APPLICATION OF THE FINITE ELEMENT TECHNIQUE TO THE STRUCTURAL ANALYSIS OF ROAD AND RAIL VEHICLES AT LONDON TRANSPORT

The structures of road and rail vehicles being used by London transport are of conventional design. Road vehicles consist of a separate body and chassis, the main structural members being steel and the skin panels being aluminum. Underground rolling stock, because of the constraints imposed on shape, size and interior layout, are of "tubular construction" and in most stocks consist of an aluminum roof and bodyside, with large openings for windows and doors, mounted on a heavy steel underframe. The structural design of these vehicles has been the responsibility of the carbuilders and has been based on traditional stress analysis techniques consisting, in the main, of equivalent framework type analyses and relying heavily on past experience.
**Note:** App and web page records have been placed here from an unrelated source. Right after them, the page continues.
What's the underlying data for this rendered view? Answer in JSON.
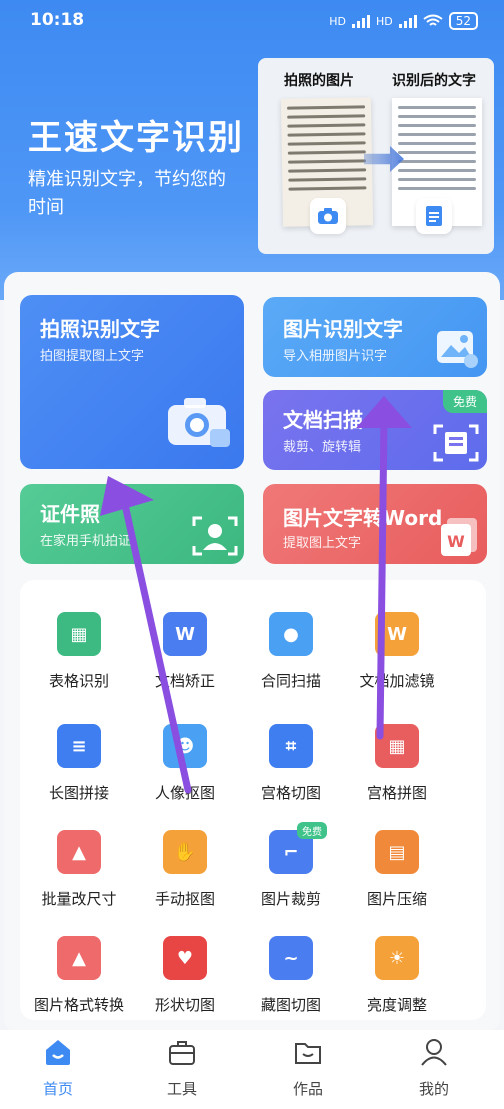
{
  "status_bar": {
    "time": "10:18",
    "network_1": "HD",
    "network_2": "HD",
    "battery": "52"
  },
  "hero": {
    "title": "王速文字识别",
    "subtitle": "精准识别文字，节约您的时间",
    "demo": {
      "left_label": "拍照的图片",
      "right_label": "识别后的文字"
    },
    "bg_color": "#4f97f6"
  },
  "cards": {
    "photo": {
      "title": "拍照识别文字",
      "sub": "拍图提取图上文字"
    },
    "image": {
      "title": "图片识别文字",
      "sub": "导入相册图片识字"
    },
    "scan": {
      "title": "文档扫描",
      "sub": "裁剪、旋转辑",
      "badge": "免费"
    },
    "id": {
      "title": "证件照",
      "sub": "在家用手机拍证"
    },
    "word": {
      "title": "图片文字转Word",
      "sub": "提取图上文字"
    }
  },
  "tools": [
    {
      "label": "表格识别",
      "icon": "table-recognition-icon",
      "color": "#3cba82"
    },
    {
      "label": "文档矫正",
      "icon": "document-correction-icon",
      "color": "#4a7ef0"
    },
    {
      "label": "合同扫描",
      "icon": "contract-scan-icon",
      "color": "#4aa0f2"
    },
    {
      "label": "文档加滤镜",
      "icon": "document-filter-icon",
      "color": "#f5a13a"
    },
    {
      "label": "长图拼接",
      "icon": "long-image-stitch-icon",
      "color": "#3f7ef0"
    },
    {
      "label": "人像抠图",
      "icon": "portrait-cutout-icon",
      "color": "#4aa0f2"
    },
    {
      "label": "宫格切图",
      "icon": "grid-cut-icon",
      "color": "#3f7ef0"
    },
    {
      "label": "宫格拼图",
      "icon": "grid-collage-icon",
      "color": "#e85d5d"
    },
    {
      "label": "批量改尺寸",
      "icon": "batch-resize-icon",
      "color": "#ef6a6a"
    },
    {
      "label": "手动抠图",
      "icon": "manual-cutout-icon",
      "color": "#f5a13a"
    },
    {
      "label": "图片裁剪",
      "icon": "image-crop-icon",
      "color": "#4a7ef0",
      "badge": "免费"
    },
    {
      "label": "图片压缩",
      "icon": "image-compress-icon",
      "color": "#f08a3a"
    },
    {
      "label": "图片格式转换",
      "icon": "format-convert-icon",
      "color": "#ef6a6a"
    },
    {
      "label": "形状切图",
      "icon": "shape-cut-icon",
      "color": "#e84545"
    },
    {
      "label": "藏图切图",
      "icon": "hidden-image-cut-icon",
      "color": "#4a7ef0"
    },
    {
      "label": "亮度调整",
      "icon": "brightness-icon",
      "color": "#f5a13a"
    }
  ],
  "tabbar": [
    {
      "label": "首页",
      "icon": "home-icon",
      "active": true
    },
    {
      "label": "工具",
      "icon": "toolbox-icon",
      "active": false
    },
    {
      "label": "作品",
      "icon": "folder-icon",
      "active": false
    },
    {
      "label": "我的",
      "icon": "profile-icon",
      "active": false
    }
  ],
  "accent_color": "#3d8af2",
  "annotation_arrow_color": "#8a4fe0"
}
Recently, however, London transport has been taking a greater involvement in the design of these vehicles and there has been a departure from the conventional designs. An emphasis on light weight has meant the use of aluminum throughout the vehicles and there is a tendency towards a more integral type of structure (as opposed to separate body and chassis) in the case of road vehicles. This departure from conventionality has led to the need for a more refined stress analysis technique. An investigation into the structural behavior of an underground railway coach has shown that the finite element technique is superior to the other techniques in predicting stresses and deflections. The dynamics section which has recently been set up within the design division of the chief mechanical engineer's department at London transport, has been applying the finite element technique to anlaysing bus and railway coach structures (including wheels) and to the calculation of the natural frequencies of these structures. The computer program used is the newpac package developed by the engineering research division of British Rail at Derby, the computation being performed at Derby on the IBM 370 computer. The computation facilities include an input/output graphical display which enables data checking and presentation. /Author/TRRL/

Media Info
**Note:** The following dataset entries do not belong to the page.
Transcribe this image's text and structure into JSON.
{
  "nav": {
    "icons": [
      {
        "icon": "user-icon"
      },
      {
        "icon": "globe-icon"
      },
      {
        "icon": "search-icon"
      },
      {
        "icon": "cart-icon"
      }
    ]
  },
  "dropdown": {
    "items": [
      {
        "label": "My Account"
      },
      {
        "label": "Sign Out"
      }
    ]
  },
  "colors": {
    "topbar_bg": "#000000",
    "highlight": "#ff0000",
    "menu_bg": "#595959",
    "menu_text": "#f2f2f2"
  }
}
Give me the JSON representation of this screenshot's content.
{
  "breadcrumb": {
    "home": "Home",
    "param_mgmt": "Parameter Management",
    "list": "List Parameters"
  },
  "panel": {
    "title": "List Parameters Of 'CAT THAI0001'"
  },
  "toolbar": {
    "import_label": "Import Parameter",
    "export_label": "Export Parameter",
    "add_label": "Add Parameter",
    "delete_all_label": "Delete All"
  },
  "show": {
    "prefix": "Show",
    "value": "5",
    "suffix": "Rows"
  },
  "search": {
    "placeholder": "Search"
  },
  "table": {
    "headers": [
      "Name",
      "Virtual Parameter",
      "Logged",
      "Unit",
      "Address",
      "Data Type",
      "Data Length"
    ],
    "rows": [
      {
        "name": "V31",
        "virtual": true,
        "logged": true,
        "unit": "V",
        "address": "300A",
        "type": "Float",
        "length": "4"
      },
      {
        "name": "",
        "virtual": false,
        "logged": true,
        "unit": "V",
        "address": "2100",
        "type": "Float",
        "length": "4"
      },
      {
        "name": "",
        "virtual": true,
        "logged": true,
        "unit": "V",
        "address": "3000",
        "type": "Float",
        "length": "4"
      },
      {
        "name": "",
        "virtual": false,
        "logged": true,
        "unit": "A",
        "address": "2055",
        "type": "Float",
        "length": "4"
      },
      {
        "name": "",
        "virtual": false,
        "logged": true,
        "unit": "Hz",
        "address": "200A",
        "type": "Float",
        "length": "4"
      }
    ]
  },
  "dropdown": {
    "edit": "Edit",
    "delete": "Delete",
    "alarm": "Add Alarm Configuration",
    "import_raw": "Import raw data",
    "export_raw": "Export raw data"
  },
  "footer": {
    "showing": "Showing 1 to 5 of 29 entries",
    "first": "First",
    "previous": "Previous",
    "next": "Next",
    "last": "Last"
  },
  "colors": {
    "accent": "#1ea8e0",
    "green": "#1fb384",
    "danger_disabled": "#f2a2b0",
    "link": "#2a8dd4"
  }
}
  • Features: Figures; Photos; References; Tables;
  • Pagination: p. 351-388

Subject/Index Terms

Filing Info

  • Accession Number: 00137698
  • Record Type: Publication
  • Source Agency: Transport and Road Research Laboratory (TRRL)
  • Report/Paper Numbers: Proc Paper
  • Files: ITRD, TRIS
  • Created Date: Aug 11 1981 12:00AM